Vaginas of the College united, along with those who lacked the muscle of the evening, to fill the Music Building’s auditorium for the second annual presentation of “The Vagina Monologues.”
Thirty women participated in eloquently displaying the many layers of this often hidden and mysterious body part. They brought their captivated audience from the height of comedic observation on a subject – formerly too taboo to mention – into sobered silence at the dangerous realities that are entwined with this part of the female identity.
The experiences of over 200 women from all socio-economic backgrounds were given a voice, and as the author, Eve Ensler, originally discovered, it is something women love to talk about.
The actors were dressed in black, red and pink, on a stage to match. They were surrounded by taffeta and rose petals as they read their stories from pink notecards for two hours broken only by thunderous applause.
Though they would disdain the smell of an onion being associated with the vagina, it revealed itself through their stories as sharing the layers that onions have.
Their stories were heartfelt, amusing and shocking. The show opened with a warning to anyone who wished to separate the qualities of the muscle. “Love me, love my vagina, love its hair,” it proclaimed. They are one package.
Various women identified what exactly their vaginas would say, wear and smell like, ranging from everything to nothing at all.
One story chronicled a 72-year-old woman who had never experienced an orgasm for fear of the “flood” which would accompany her excitement. From her first scarring experience in 1953 to her dreams haunted by soggy Rat Pack members wading in her tide, she had closed her vagina, and it would stay that way for the rest of her life.
The beauty of self-discovery and wonder which accompany seeing your vagina for the first time was explored in a Vagina Workshop, and the lesson to be learned was that your vagina cannot be lost.
There were many uncommon medical facts told about the vagina that are rarely known, including that the concentration of its nerve endings is twice the number than in the penis. “Why use a hand gun when you’ve got a semi-automatic?” they asked.
The sobering truth echoed through the silence pierced only by the soft, quivering voices of abused Native American women who suffer 3.5 times the domestic violence faced by most American women.

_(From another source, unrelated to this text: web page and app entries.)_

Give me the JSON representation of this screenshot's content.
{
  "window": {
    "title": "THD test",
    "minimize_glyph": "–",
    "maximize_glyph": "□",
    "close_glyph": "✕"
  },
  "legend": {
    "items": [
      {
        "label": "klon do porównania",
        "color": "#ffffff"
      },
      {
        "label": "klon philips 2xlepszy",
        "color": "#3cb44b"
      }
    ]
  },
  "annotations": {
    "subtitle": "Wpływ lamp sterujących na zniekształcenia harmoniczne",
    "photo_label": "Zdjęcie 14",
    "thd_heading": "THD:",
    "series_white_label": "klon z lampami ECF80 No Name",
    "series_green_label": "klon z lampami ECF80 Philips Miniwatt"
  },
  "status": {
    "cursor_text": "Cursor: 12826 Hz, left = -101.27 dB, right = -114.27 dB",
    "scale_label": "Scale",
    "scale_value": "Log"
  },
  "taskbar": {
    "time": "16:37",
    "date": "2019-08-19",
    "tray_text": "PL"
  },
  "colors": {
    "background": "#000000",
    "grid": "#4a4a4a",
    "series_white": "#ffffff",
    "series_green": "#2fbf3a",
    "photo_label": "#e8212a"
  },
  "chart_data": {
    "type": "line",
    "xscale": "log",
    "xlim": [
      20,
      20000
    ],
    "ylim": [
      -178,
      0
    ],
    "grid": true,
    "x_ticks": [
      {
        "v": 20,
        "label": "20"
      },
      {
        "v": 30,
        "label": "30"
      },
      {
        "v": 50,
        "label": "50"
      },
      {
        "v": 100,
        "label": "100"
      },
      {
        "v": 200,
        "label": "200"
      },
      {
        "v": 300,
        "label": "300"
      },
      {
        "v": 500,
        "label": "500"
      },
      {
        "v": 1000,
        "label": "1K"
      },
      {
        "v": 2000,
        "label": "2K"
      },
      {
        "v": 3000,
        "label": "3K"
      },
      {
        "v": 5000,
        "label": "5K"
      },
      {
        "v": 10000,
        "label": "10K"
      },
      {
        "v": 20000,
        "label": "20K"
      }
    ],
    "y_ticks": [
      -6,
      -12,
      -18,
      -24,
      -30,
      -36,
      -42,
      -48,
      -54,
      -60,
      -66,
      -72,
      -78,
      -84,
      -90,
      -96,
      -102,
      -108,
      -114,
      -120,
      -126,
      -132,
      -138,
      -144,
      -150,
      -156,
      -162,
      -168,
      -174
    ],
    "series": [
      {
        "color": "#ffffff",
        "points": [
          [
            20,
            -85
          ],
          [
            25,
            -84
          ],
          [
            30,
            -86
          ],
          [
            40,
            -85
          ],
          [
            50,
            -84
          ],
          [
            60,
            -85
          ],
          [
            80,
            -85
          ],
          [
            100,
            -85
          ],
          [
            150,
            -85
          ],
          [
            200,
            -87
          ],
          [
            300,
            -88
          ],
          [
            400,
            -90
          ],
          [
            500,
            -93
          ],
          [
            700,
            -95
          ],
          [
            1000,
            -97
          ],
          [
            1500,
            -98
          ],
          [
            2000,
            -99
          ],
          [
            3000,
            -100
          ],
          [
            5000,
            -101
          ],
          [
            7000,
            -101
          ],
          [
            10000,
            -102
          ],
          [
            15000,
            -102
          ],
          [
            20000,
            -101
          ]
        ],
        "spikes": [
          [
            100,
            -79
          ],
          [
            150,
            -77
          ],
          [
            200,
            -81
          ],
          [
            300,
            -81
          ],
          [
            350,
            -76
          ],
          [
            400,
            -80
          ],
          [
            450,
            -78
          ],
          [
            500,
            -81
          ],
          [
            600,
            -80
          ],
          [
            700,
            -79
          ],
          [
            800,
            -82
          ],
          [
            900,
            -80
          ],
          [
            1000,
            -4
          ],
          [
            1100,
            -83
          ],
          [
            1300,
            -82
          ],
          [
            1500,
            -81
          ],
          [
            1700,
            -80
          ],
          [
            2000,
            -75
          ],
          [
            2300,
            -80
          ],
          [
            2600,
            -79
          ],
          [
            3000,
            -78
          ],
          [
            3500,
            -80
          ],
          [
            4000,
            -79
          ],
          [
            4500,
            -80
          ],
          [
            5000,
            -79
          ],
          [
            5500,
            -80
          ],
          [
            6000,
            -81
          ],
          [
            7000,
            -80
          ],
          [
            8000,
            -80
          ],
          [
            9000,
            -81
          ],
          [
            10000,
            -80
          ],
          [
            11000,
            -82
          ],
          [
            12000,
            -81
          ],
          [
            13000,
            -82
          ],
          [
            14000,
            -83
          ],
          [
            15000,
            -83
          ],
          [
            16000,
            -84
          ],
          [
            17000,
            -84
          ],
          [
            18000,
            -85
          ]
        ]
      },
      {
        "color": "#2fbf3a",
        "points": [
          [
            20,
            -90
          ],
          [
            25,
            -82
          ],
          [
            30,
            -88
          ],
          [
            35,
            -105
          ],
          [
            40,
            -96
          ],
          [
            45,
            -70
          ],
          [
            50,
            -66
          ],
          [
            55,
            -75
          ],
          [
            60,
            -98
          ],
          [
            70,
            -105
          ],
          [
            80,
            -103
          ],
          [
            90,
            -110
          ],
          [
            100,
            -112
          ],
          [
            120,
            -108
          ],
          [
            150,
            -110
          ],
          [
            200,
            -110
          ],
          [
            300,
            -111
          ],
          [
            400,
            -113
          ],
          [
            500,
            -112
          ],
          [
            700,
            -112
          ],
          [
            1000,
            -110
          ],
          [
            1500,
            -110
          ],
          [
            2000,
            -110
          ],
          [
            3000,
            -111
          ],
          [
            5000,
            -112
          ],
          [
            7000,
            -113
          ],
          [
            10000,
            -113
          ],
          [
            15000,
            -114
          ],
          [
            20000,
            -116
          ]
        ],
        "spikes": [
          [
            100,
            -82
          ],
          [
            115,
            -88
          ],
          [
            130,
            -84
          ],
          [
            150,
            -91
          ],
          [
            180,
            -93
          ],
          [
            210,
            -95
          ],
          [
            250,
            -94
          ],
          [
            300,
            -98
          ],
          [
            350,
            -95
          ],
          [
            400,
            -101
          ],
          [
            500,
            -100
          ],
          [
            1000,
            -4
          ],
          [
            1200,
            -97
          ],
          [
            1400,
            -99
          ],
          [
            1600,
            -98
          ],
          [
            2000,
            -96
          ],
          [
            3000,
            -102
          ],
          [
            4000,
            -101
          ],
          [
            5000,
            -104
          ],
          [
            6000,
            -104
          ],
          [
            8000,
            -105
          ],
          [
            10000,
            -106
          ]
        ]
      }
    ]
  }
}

A woman learned from an ordinary man the extraordinary lesson of loving her vagina, and not covering what she thinks is repulsive with thoughts of furniture.
Every woman remembers the day of her first period, as recounted by the women on stage, both early and late bloomers, as an exciting event or a stark embarrassment. They described the ways this monthly flow appears to each woman, likening the drops in the toilet to drops of paint.
The angry vagina of a southern belle bellowed about the tortures made up for the vagina. “Tampons – what the hell is that?” Her vagina shuns the constant attempts to cleanse it, the “cold duck lips” of exams and the ever-wandering thong, for a life of luxury and desires.
There was only bitter desolation left after the savage rape of a Bosnian woman. It caused her to remove herself from her vagina, her home and live forever as a refugee in a strange world, never to return to her desecrated native land.
A skit, “My Short Skirt,” revealed the proper response for catcalls, setting the record straight that the skirt and everything under it belonged to her, alone, in an empowered refutation to degrading excuses for rape and harassment.
The pain and abuse of a young girl’s vagina was transformed into beauty and pleasure by her encounter with a lesbian mentor.
The darkness, isolation and abuse of life in the Burqa was related to a woman drowning in cloth, for lack of light and not noticing her own insanity, only a redundancy of death.
The word “cunt” was reclaimed by the virtues of the individual letters, syllables and sounds which comprise the formerly pejorative term.
A 6-year-old, not yet tainted by society’s views, described her vagina in red high tops and in its uniqueness lying in a “really, really smart brain” somewhere deep inside.
A dominatrix was portrayed well. She worked solely for women’s moans after abandoning tax law, but keeping the suits for certain uses in her new career. Men couldn’t handle her moans, but she extracts women”s moans of varying variety depending on ethnicity, empowerment and sexual satisfaction.
The performance closed with final description of the vagina in all the pain, beauty and majesty of birth.